CHARLOTTE, N.C. (WBTV) – Friday afternoon the North Carolina Department of Transportation (NCDOT) warned drivers to avoid Brookshire Boulevard near I-85 after nearly 300 gallons of paint fell off the back of a truck and spilled into the road causing lane closures and traffic jams.
Crews were out all day long working on cleaning up the paint. Hasco, based in Greensboro, is the company responsible for the paint that spilled. They helped with the clean-up and NCDOT is making sure it’s up to their standards.
But what about the drivers who drove through it this morning? Judy Buchanan was one of those drivers.
“I know there’s going to be many others, and I hope this story will help them,” Buchanan said.
Driving through a puddle of white paint will splash like a puddle of water. But unlike water, it sticks to the road and to anything that goes through it.
“Once the light changed and I made my left, there was paint all in the road. We had nowhere to go but through the paint,” Buchanan said. “Not until I got on the interstate did I realize with the cars in front of me that were covered in paint that I was in trouble.”
Buchanan’s car is clean now after the body shop at her job worked on it. Tim Perkins, who cleaned the car, said it took two hours. There were still spots of white paint stuck on Buchanan’s tires. She said the car looked very different in the morning.
“The complete tires were white and all down the side. Even though my car is white, it was all white down the sides from the driver side back,” Buchanan said pointing to her Kia.
Brian Davies, the owner of Bodyworks Collision Repair, demonstrated what cars might have to deal with after the paint spill. He had a car door spray painted to mimic possible damage driving through paint.
“Anywhere that the tire tread slings it, it’s going fly onto the car,” Davies said.
Davies said ideally a driver would be able to tackle the problem immediately.
“The sooner the better. And if there is any way – if you can’t get it off – get your car out of the sun to try and slow the drying process down,” Davies said.
Depending on the paint, Davies said someone might need to use more than a pressure washer.
“What we are trying to show is what it might look like as well as a product or two a consumer at home could use without damaging the paint,” Davies said.
Davies grabbed a general purpose adhesive cleaner he says anyone could get.
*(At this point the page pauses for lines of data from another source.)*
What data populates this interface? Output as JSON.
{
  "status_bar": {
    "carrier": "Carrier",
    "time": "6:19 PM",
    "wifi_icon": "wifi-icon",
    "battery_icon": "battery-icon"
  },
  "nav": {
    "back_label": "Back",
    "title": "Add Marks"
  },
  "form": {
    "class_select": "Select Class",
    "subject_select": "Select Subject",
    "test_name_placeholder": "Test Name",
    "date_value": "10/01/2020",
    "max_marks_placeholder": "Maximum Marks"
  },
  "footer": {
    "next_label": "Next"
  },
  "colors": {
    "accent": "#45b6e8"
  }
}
“Just damp it on the towel, it’ll wipe off,” Davies said.
Crews needed shovels and pressure washers on Brookshire Blvd. Davies said ideally a driver who just drove through paint would pressure wash it off. But if not, get help.
“A detailer is where I would want to go first,” Davies said.
Buchanan said she was lucky that she works at a trucking company with an on-site body shop.
“Thank goodness I work at place that was able to take my car into the body shop rinse it off and get this off of my car,” Buchanan said.
Davies believes insurance would cover the damage. He recommends reaching out to the company that spilled the paint and your auto insurance company.
“Because it’s not a collision, it should be like an act of God like hail or a storm so it shouldn’t go against your rates if you turn it into your insurance,” Davies said.
NCDOT is directing drivers who were affected to contact the company that spilled the paint, Hasco. The secretary at the company said very few people have called.
According to the company’s web site, Hasco maintains airport runways and offers paint removal services.